In the first of a four-part fortnightly series about the liver, CHIA HUI JUN looks at the myriad of jobs performed by the largest organ inside the body
The liver is the workhorse among the organs, responsible for a myriad of functions that keep every system going. If it were to stop working, everything would soon grind to a halt. So it is fortunate that the liver is the only internal organ capable of regenerating itself when damaged.
The liver is a reddish-brown mass under the diaphragm. Located in the right upper quadrant of the abdominal cavity, it is the largest internal organ in the human body, weighing 1.36kg. Because of this organ’s ability to keep growing, a healthy person can donate half of his liver to someone who needs it.
Even with half or a third of it removed, the liver can grow to its full size again with time, said Dr Kieron Lim, an associate consultant in the department of gastroenterology and hepatology at the National University Hospital. But, there are limits to how much the liver can regenerate. Viral infections and poor dietary and lifestyle habits can cause liver damage and possibly lead to hardening, known as cirrhosis.
Breaking things down
The liver is like the main factory of a country, producing important products and by-products, processing inputs and getting rid of unwanted toxins, said Dr Tan Hui Hui, a consultant at the Singapore General Hospital’s department of gastroenterology and hepatology.Doctors say the organ produces proteins such as albumin (in blood plasma), clotting factors, enzymes, antibodies and bile, a digestive juice required to break down fats and eliminate waste. On top of that, the liver metabolises, or breaks down, lipids, carbohydrates and proteins. As proteins are broken down, a toxin called ammonia is released and converted to urea, which is then excreted by the kidneys in urine.
The liver also breaks down medicines, herbal supplements, alcohol, industrial and food processing chemicals and hormones, such as insulin, estrogen and adrenalin, after they have served their function as messengers to other cells, said Dr Lim.
The liver also converts lactic acid from a toxin to storage fuels like pyruvate or glucose for energy generation. Lactic acid is produced when glucose is broken down and too much of it may irritate nerves and muscles. The liver serves as a storeroom for certain vitamins such as vitamins A, B12 and D, and trace elements like copper and iron. Infections from viruses, fat deposits in the liver and alcohol can cause the liver to malfunction, resulting in liver diseases.
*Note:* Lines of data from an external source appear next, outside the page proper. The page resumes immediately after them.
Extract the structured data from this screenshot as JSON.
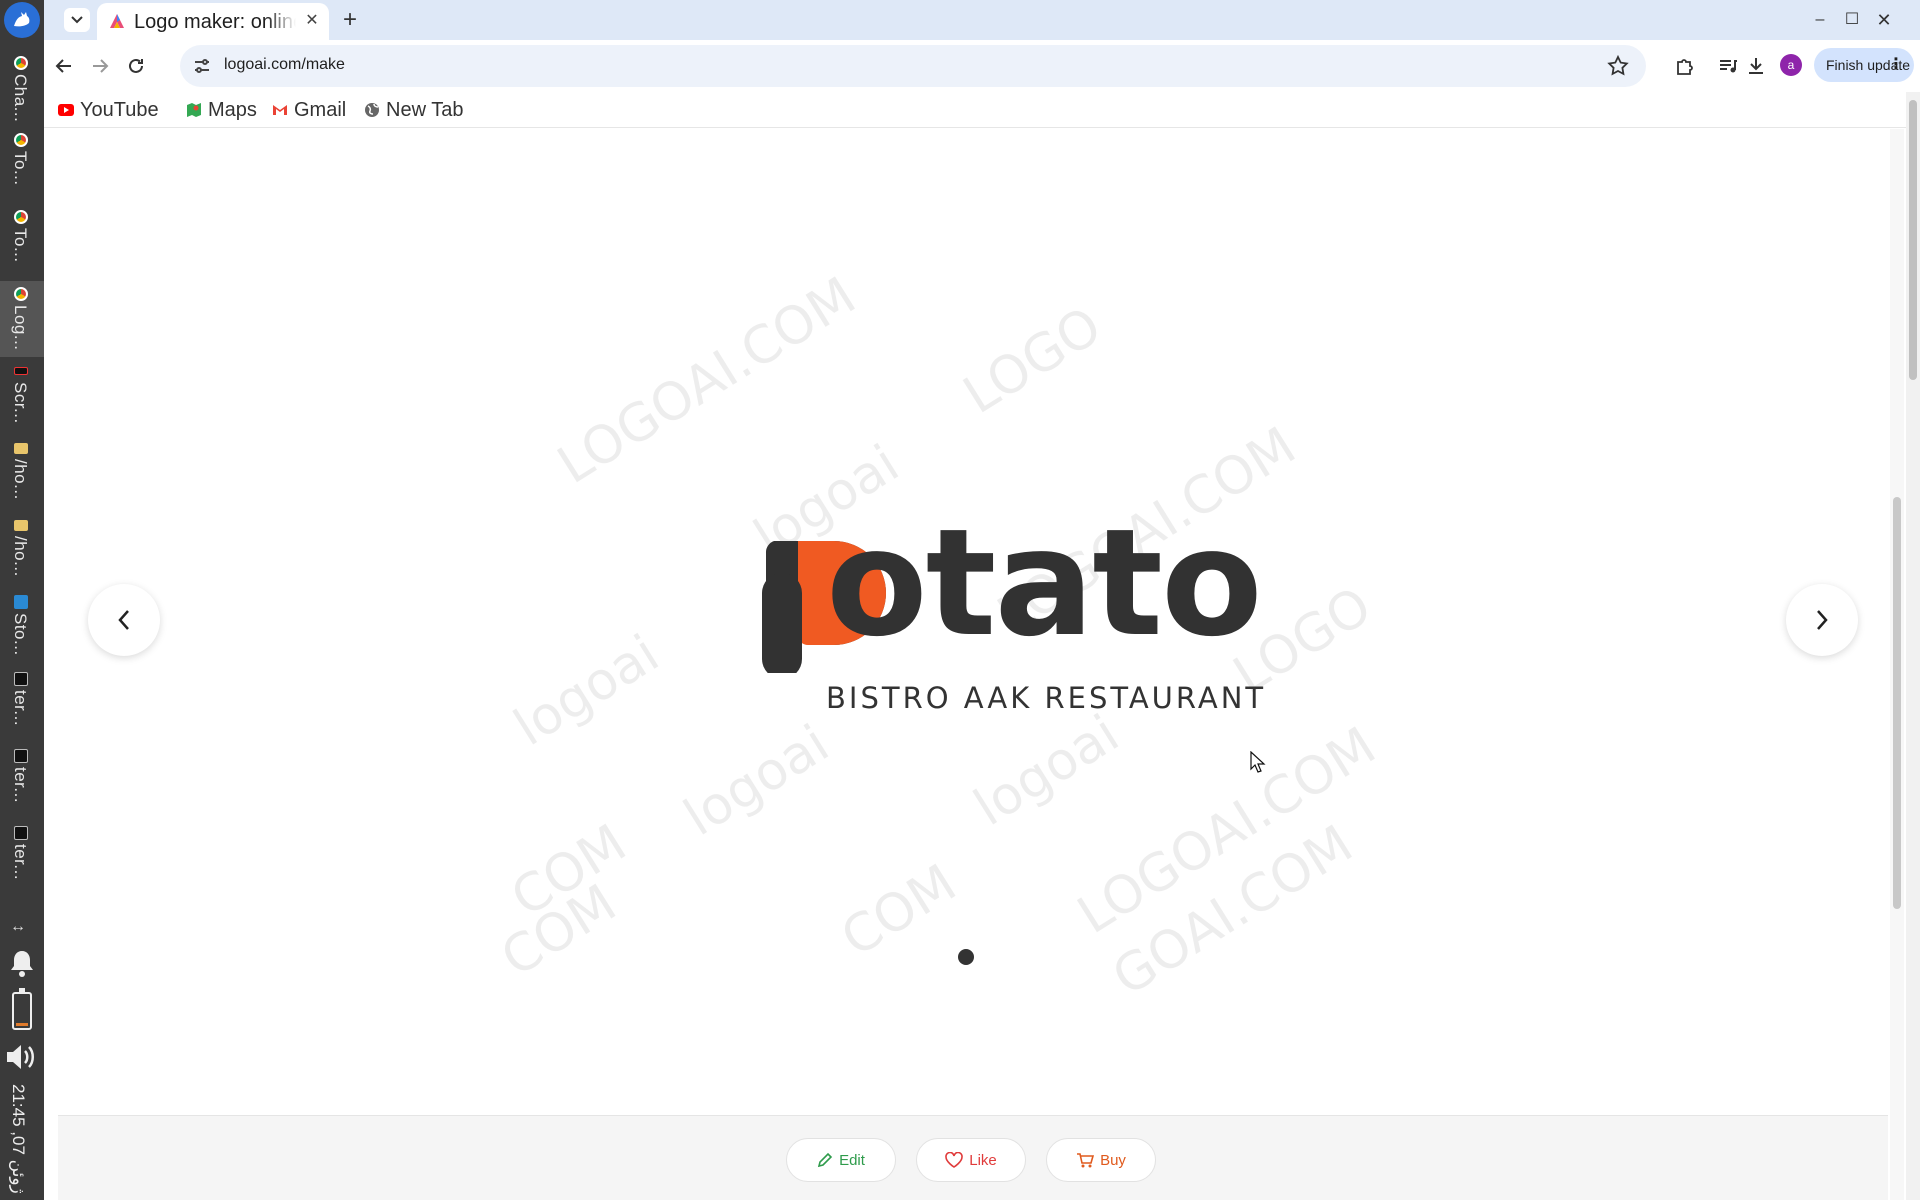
{
  "taskbar": {
    "items": [
      {
        "label": "Cha...",
        "icon": "chrome-icon"
      },
      {
        "label": "To...",
        "icon": "chrome-icon"
      },
      {
        "label": "To...",
        "icon": "chrome-icon"
      },
      {
        "label": "Log...",
        "icon": "chrome-icon",
        "active": true
      },
      {
        "label": "Scr...",
        "icon": "screenshot-icon"
      },
      {
        "label": "/ho...",
        "icon": "folder-icon"
      },
      {
        "label": "/ho...",
        "icon": "folder-icon"
      },
      {
        "label": "Sto...",
        "icon": "vscode-icon"
      },
      {
        "label": "ter...",
        "icon": "terminal-icon"
      },
      {
        "label": "ter...",
        "icon": "terminal-icon"
      },
      {
        "label": "ter...",
        "icon": "terminal-icon"
      }
    ],
    "tray_arrows": "↔",
    "clock": "21:45 ,ژوئن 07"
  },
  "browser": {
    "tab_title": "Logo maker: online",
    "tab_close": "✕",
    "new_tab": "+",
    "window_controls": {
      "minimize": "–",
      "maximize": "☐",
      "close": "✕"
    },
    "url": "logoai.com/make",
    "profile_initial": "a",
    "finish_update": "Finish update",
    "bookmarks": [
      {
        "label": "YouTube",
        "icon": "youtube-icon"
      },
      {
        "label": "Maps",
        "icon": "maps-icon"
      },
      {
        "label": "Gmail",
        "icon": "gmail-icon"
      },
      {
        "label": "New Tab",
        "icon": "globe-icon"
      }
    ]
  },
  "logo": {
    "wordmark": "otato",
    "tagline": "BISTRO AAK RESTAURANT",
    "mark_color": "#f05a22",
    "text_color": "#323232"
  },
  "watermark": {
    "texts": [
      "LOGOAI.COM",
      "LOGO",
      "logoai",
      "LOGOAI.COM",
      "logoai",
      "LOGO",
      "COM",
      "logoai",
      "logoai",
      "LOGOAI.COM",
      "COM",
      "COM",
      "GOAI.COM"
    ]
  },
  "actions": {
    "edit": "Edit",
    "like": "Like",
    "buy": "Buy"
  },
  "colors": {
    "accent_green": "#2e9b4b",
    "accent_red": "#e03b3b",
    "accent_orange": "#e05a1d"
  }
}
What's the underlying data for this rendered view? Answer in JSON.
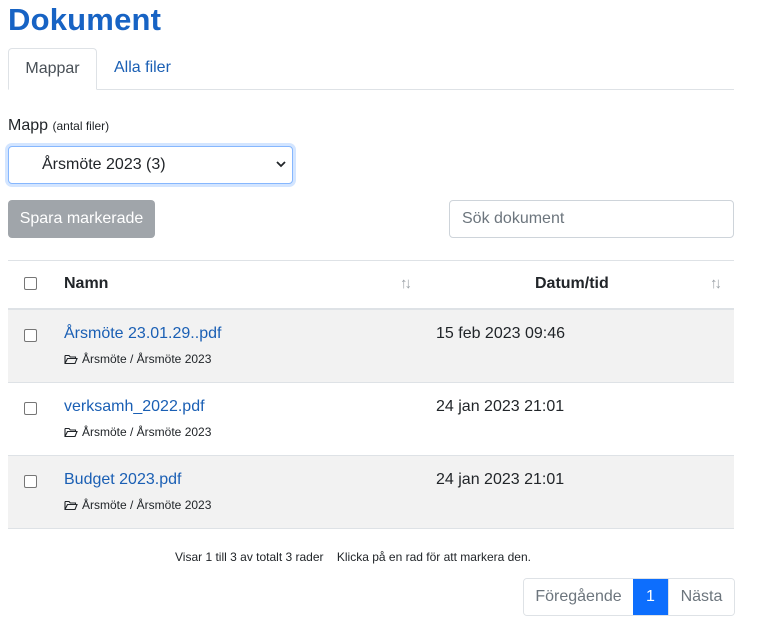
{
  "page": {
    "title": "Dokument"
  },
  "tabs": [
    {
      "label": "Mappar",
      "active": true
    },
    {
      "label": "Alla filer",
      "active": false
    }
  ],
  "folder": {
    "label": "Mapp",
    "label_hint": "(antal filer)",
    "selected": "Årsmöte 2023 (3)"
  },
  "toolbar": {
    "save_label": "Spara markerade",
    "search_placeholder": "Sök dokument"
  },
  "table": {
    "columns": {
      "name": "Namn",
      "date": "Datum/tid"
    },
    "rows": [
      {
        "name": "Årsmöte 23.01.29..pdf",
        "path": "Årsmöte / Årsmöte 2023",
        "date": "15 feb 2023 09:46"
      },
      {
        "name": "verksamh_2022.pdf",
        "path": "Årsmöte / Årsmöte 2023",
        "date": "24 jan 2023 21:01"
      },
      {
        "name": "Budget 2023.pdf",
        "path": "Årsmöte / Årsmöte 2023",
        "date": "24 jan 2023 21:01"
      }
    ]
  },
  "footer": {
    "info": "Visar 1 till 3 av totalt 3 rader",
    "hint": "Klicka på en rad för att markera den."
  },
  "pagination": {
    "prev": "Föregående",
    "current": "1",
    "next": "Nästa"
  },
  "colors": {
    "accent": "#1763c4",
    "link": "#1a5fb4",
    "primary": "#0d6efd",
    "button_disabled": "#a0a5aa"
  }
}
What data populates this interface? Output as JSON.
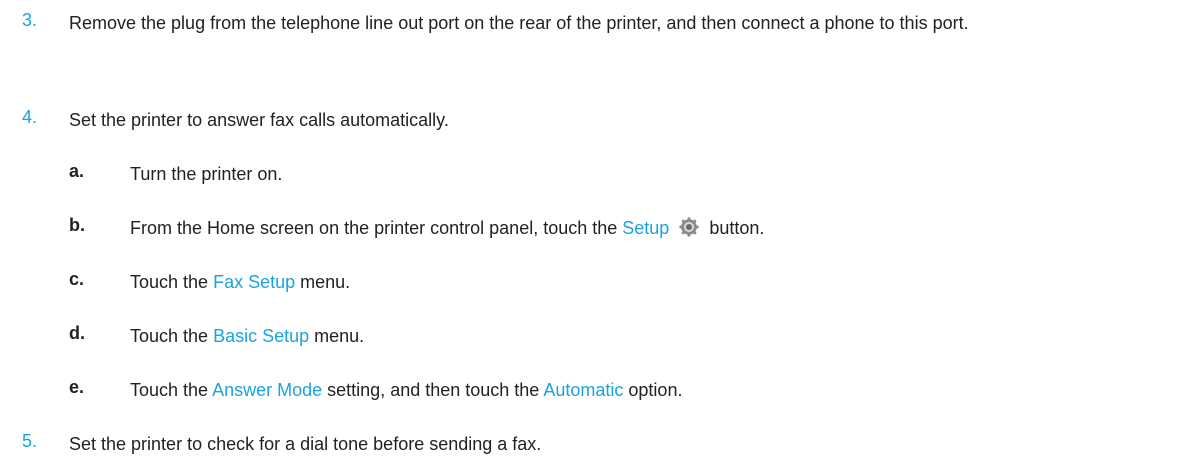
{
  "steps": [
    {
      "num": "3.",
      "text": "Remove the plug from the telephone line out port on the rear of the printer, and then connect a phone to this port."
    },
    {
      "num": "4.",
      "text": "Set the printer to answer fax calls automatically."
    },
    {
      "num": "5.",
      "text": "Set the printer to check for a dial tone before sending a fax."
    }
  ],
  "substeps": {
    "a": {
      "label": "a.",
      "text": "Turn the printer on."
    },
    "b": {
      "label": "b.",
      "pre": "From the Home screen on the printer control panel, touch the",
      "link": "Setup",
      "post": "button.",
      "icon": "setup-gear-icon"
    },
    "c": {
      "label": "c.",
      "pre": "Touch the",
      "link": "Fax Setup",
      "post": "menu."
    },
    "d": {
      "label": "d.",
      "pre": "Touch the",
      "link": "Basic Setup",
      "post": "menu."
    },
    "e": {
      "label": "e.",
      "pre": "Touch the",
      "link": "Answer Mode",
      "mid": "setting, and then touch the",
      "link2": "Automatic",
      "post": "option."
    }
  },
  "colors": {
    "accent": "#1aa3e0",
    "text": "#222222"
  }
}
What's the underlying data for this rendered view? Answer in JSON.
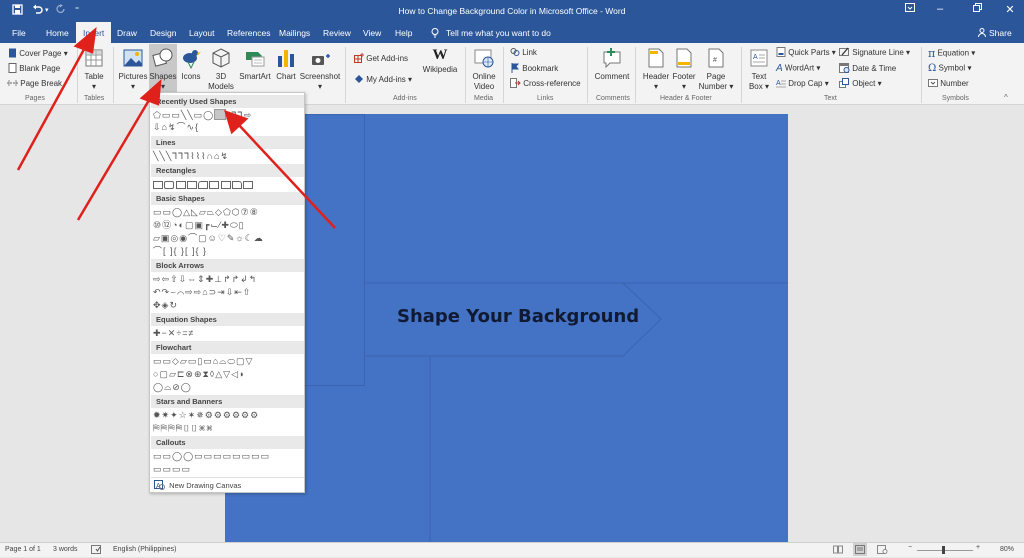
{
  "window": {
    "title": "How to Change Background Color in Microsoft Office  -  Word",
    "controls": [
      "ribbon-display-options",
      "minimize",
      "restore",
      "close"
    ]
  },
  "quick_access": {
    "save": "save-icon",
    "undo": "undo-icon",
    "redo": "redo-icon",
    "customize": "customize-icon"
  },
  "tabs": [
    "File",
    "Home",
    "Insert",
    "Draw",
    "Design",
    "Layout",
    "References",
    "Mailings",
    "Review",
    "View",
    "Help"
  ],
  "active_tab": "Insert",
  "tell_me": "Tell me what you want to do",
  "share": "Share",
  "ribbon": {
    "pages": {
      "label": "Pages",
      "items": [
        "Cover Page",
        "Blank Page",
        "Page Break"
      ]
    },
    "tables": {
      "label": "Tables",
      "items": [
        "Table"
      ]
    },
    "illustrations": {
      "items": [
        "Pictures",
        "Shapes",
        "Icons",
        "3D",
        "Models",
        "SmartArt",
        "Chart",
        "Screenshot"
      ]
    },
    "addins": {
      "label": "Add-ins",
      "items": [
        "Get Add-ins",
        "My Add-ins",
        "Wikipedia"
      ]
    },
    "media": {
      "label": "Media",
      "items": [
        "Online",
        "Video"
      ]
    },
    "links": {
      "label": "Links",
      "items": [
        "Link",
        "Bookmark",
        "Cross-reference"
      ]
    },
    "comments": {
      "label": "Comments",
      "items": [
        "Comment"
      ]
    },
    "header_footer": {
      "label": "Header & Footer",
      "items": [
        "Header",
        "Footer",
        "Page",
        "Number"
      ]
    },
    "text": {
      "label": "Text",
      "items": [
        "Text",
        "Box",
        "Quick Parts",
        "WordArt",
        "Drop Cap",
        "Signature Line",
        "Date & Time",
        "Object"
      ]
    },
    "symbols": {
      "label": "Symbols",
      "items": [
        "Equation",
        "Symbol",
        "Number"
      ]
    }
  },
  "shapes_menu": {
    "categories": [
      "Recently Used Shapes",
      "Lines",
      "Rectangles",
      "Basic Shapes",
      "Block Arrows",
      "Equation Shapes",
      "Flowchart",
      "Stars and Banners",
      "Callouts"
    ],
    "rows": {
      "recent1": "⬠▭▭╲╲▭◯▭△⅂⅂⇨",
      "recent2": "⇩⌂↯⌒∿{",
      "lines": "╲╲╲⅂⅂⅂⌇⌇⌇∩⌂↯",
      "basic1": "▭▭◯△◺▱⏢◇⬠⬡⑦⑧",
      "basic2": "⑩⑫◔◐▢▣┏⌙⁄✚⬭▯",
      "basic3": "▱▣◎◉⌒▢☺♡✎☼☾☁",
      "basic4": "⌒[ ]{ }[ ]{ }",
      "arrows1": "⇨⇦⇧⇩⇔⇕✚⊥↱↱↲↰",
      "arrows2": "↶↷⌣⌒⇨⇨⌂⊃⇥⇩⇤⇧",
      "arrows3": "✥◈↻",
      "equation": "✚−✕÷=≠",
      "flow1": "▭▭◇▱▭▯▭⌂⌓⬭▢▽",
      "flow2": "○▢▱⊏⊗⊕⧗◊△▽◁◗",
      "flow3": "◯⌓⊘◯",
      "stars1": "✹✷✦☆✶✵⚙⚙⚙⚙⚙⚙",
      "stars2": "⛿⛿⛿⛿▯▯⌘⌘",
      "callouts1": "▭▭◯◯▭▭▭▭▭▭▭▭",
      "callouts2": "▭▭▭▭"
    },
    "new_canvas": "New Drawing Canvas"
  },
  "document": {
    "shape_text": "Shape Your Background",
    "background_color": "#4472c4"
  },
  "status": {
    "page": "Page 1 of 1",
    "words": "3 words",
    "language": "English (Philippines)",
    "zoom": "80%"
  },
  "colors": {
    "brand": "#2b579a",
    "annotation_arrow": "#e0201b"
  }
}
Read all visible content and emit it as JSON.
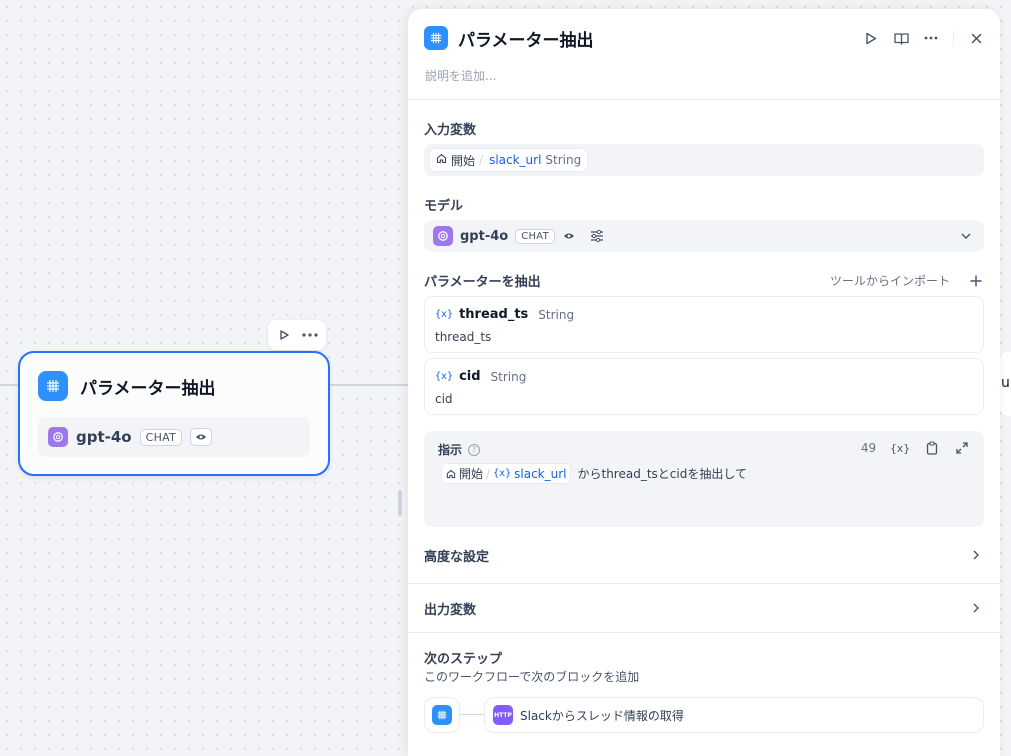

Doctors say viral illnesses such as hepatitis B and C are spread by blood and body fluids, while hepatitis A can be contracted when one eats contaminated shellfish or cockles. The viruses cause the liver to become inflamed, damaging liver cells, which leak higher than normal amounts of liver enzymes into the bloodstream. Chronic liver inflammation may lead to liver fibrosis (scarring), followed by cirrhosis (hardening from scar tissue) and liver failure or liver cancer.
Usually, people with hepatitis A can recover fully and it rarely causes liver failure. But hepatitis B or C increases one’s risk of liver cirrhosis and liver cancer. Anti-viral medications can control the disease by reducing liver inflammation and viral replication. Poor diet and excessive alcoholic consumption can lead to fatty liver disease. Symptoms include lethargy, jaundice (a yellowing of the eyes and skin), dark brown urine, mental confusion, easy bruising and coma, said Dr Tan. In many cases, the liver can recover with the help of anti-viral medication and changes made to one’s diet and lifestyle.